ENCINITAS — The Encinitas City Council took some of the concerns of its residents into consideration last week when it voted Oct. 30 to amend its controversial 5G wireless policy, excluding cell towers from going up in residential areas, parks and high-risk fire hazard areas.
The towers, which have already started going up in the city, also cannot be installed within 500 feet of a daycare center, school or a home that is not in a residential zone.
Some of the amendments are in response to public input from a September workshop on the issue that was attended by about 200 residents. Some people at that workshop also indicated they wanted to restrict 5G towers from going up at or near hospitals. According to a city report, that request was not being included because Scripps Hospital does not support the restriction, saying it would be detrimental to the hospital’s daily operation needs.
Before the vote about 20 people spoke before the council, and all but one — a representative with Scripps — expressed continuing concerns about the cell towers. Another nearly 80 attendees did not speak but turned in slips to the city clerk indicating their opposition.
“The industry wants the world to be blanketed by cell antennas both on the ground where people live and sleep 24/7 and in the air with thousands of satellites emitting this radiation,” said Encinitas resident Deborah Sie. “There is no opting out of this, no free choice.”
Sie said that since 5G has been rolled out there have been numerous testimonies of harm and side effects being reported immediately and within days. Symptoms can include severe headaches, concentration difficulties, sleep problems, depression, fatigue, flu-like symptoms, memory loss, impaired learning and intense tinnitus.
Corinne Shriner, an Encinitas resident for more than 25 years and a member of the Stop 5G Encinitas group, said she has a personal interest in this issue, claiming technology has played a role in making her sick (she didn’t disclose the specifics of her illness but said she started getting sick in May).
“Once I got the … radio frequency … WiFi and others out of my house many symptoms were gone pretty rapidly, within days to weeks and I continue to improve,” she said.
Shriner said the Stop 5G group hired an attorney who has suggested 26 amendments to the current policy.
“And out of those one is probably passing right now … there’s a lot more change that needs to be had,” she said.
Amber Ter-Vrugt from Scripps said for the past decade a technological transformation has been happening at the Encinitas hospital, with more changes anticipated and expected from patients and families. She said the hospital was appreciative that it and other health care facilities have not been put into this regulation.
“All of our planning is pointed at increased wireless capabilities in our facilities,” she said.
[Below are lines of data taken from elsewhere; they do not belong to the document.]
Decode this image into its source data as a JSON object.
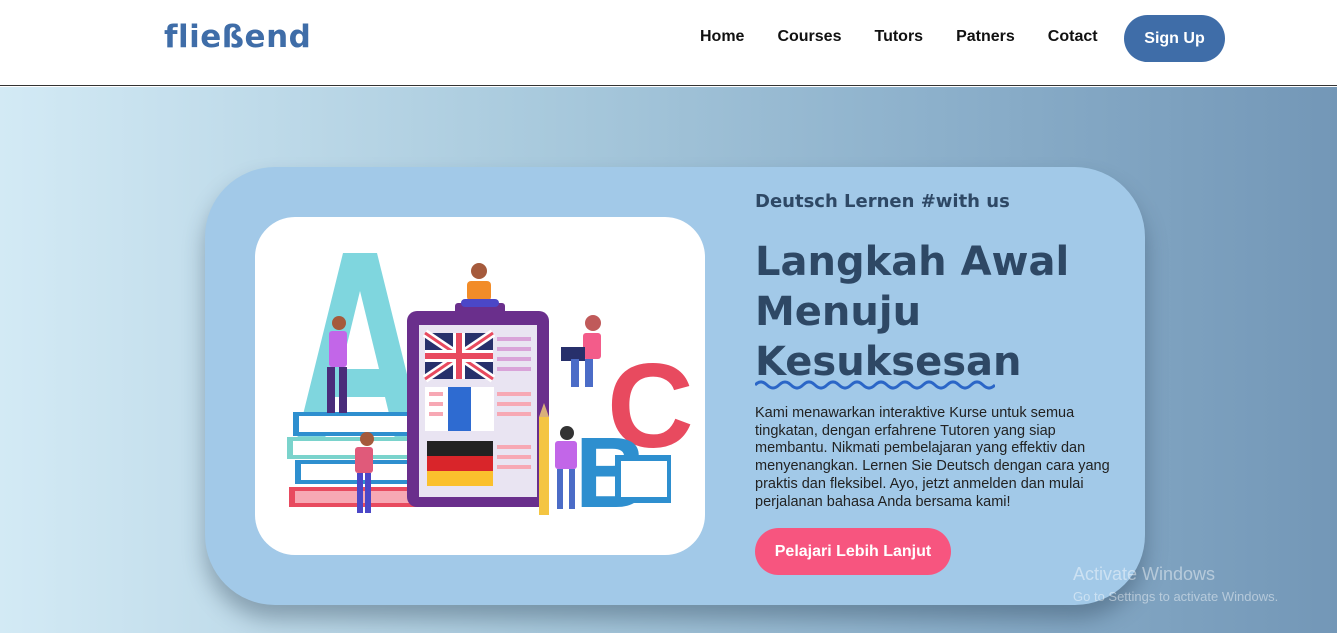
{
  "nav": {
    "brand": "fließend",
    "links": [
      "Home",
      "Courses",
      "Tutors",
      "Patners",
      "Cotact"
    ],
    "signup": "Sign Up"
  },
  "hero": {
    "tagline": "Deutsch Lernen #with us",
    "headline": [
      "Langkah Awal",
      "Menuju",
      "Kesuksesan"
    ],
    "description": "Kami menawarkan interaktive Kurse untuk semua tingkatan, dengan erfahrene Tutoren yang siap membantu. Nikmati pembelajaran yang effektiv dan menyenangkan. Lernen Sie Deutsch dengan cara yang praktis dan fleksibel. Ayo, jetzt anmelden dan mulai perjalanan bahasa Anda bersama kami!",
    "cta": "Pelajari Lebih Lanjut"
  },
  "watermark": {
    "title": "Activate Windows",
    "subtitle": "Go to Settings to activate Windows."
  }
}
She later added, “We’ve built a hybrid infrastructure in our facilities to ensure connectivity needs are met everywhere in our facilities so we can dynamically switch between wireless and cellular service.”
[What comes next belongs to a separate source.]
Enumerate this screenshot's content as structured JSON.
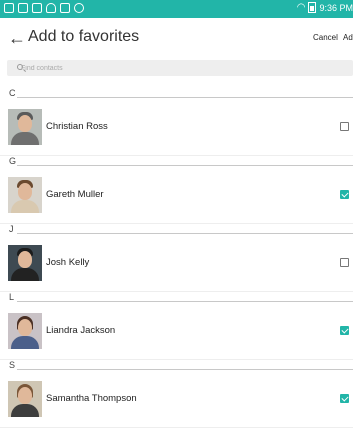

In August the Encinitas City Council adopted its new “urgency” ordinance to regulate small wireless facilities and other infrastructure deployments in the public rights-of-way. This was in response to the latest ruling by the Federal Communications Commission, which has ordered local governments to remove any regulatory barriers and speed the transition to the new technology.
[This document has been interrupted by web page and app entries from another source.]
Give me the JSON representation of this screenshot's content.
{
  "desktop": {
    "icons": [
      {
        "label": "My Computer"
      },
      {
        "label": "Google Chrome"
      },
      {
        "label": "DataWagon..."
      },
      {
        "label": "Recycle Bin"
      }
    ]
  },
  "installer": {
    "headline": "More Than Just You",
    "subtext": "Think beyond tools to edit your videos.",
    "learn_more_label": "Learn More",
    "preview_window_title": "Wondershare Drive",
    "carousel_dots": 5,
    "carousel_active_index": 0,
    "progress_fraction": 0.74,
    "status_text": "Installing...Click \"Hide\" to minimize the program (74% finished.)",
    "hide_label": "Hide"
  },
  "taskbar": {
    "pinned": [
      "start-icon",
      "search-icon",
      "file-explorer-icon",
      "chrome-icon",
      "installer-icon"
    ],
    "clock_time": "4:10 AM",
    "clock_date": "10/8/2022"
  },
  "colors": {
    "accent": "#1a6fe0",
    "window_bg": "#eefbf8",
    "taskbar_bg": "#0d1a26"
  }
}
After public comment at last week’s meeting, Councilman Tony Kranz said to him the issue is more about giving people a choice.
“I’ve got WiFi all over my house but if you don’t want to have WiFi in your house I don’t think you should be getting pounded with signals” he said.
He said that while the overwhelming majority of speakers at the meeting take issue with 5G towers, there are also many residents in the city who think it’s “the greatest thing since sliced bread” and want it installed. He said those residents maybe haven’t been as active at meetings because it’s not always easy to express a different opinion.
“In the end I think that it’s fair to take some steps that I think will protect you to the greatest extent possible,” Kranz concluded.
The council voted unanimously in favor of the amendments. They said they will consider other community-suggested amendments at a later meeting.
Tawny McCray is a native San Diegan and graduate of San Diego State University. She has known she wanted to be a journalist since writing for her Jr. High School newspaper in 1991. She has worked at The Star News in Chula Vista, The San Diego Union Tribune and ABC 10News San Diego. She has recently freelanced for Scripps Ranch News and The Poway Eagle and is a longtime freelancer with creators.com. She is working on authoring books with her twin sister, Nyla. She and her husband have two kids and live in South Park.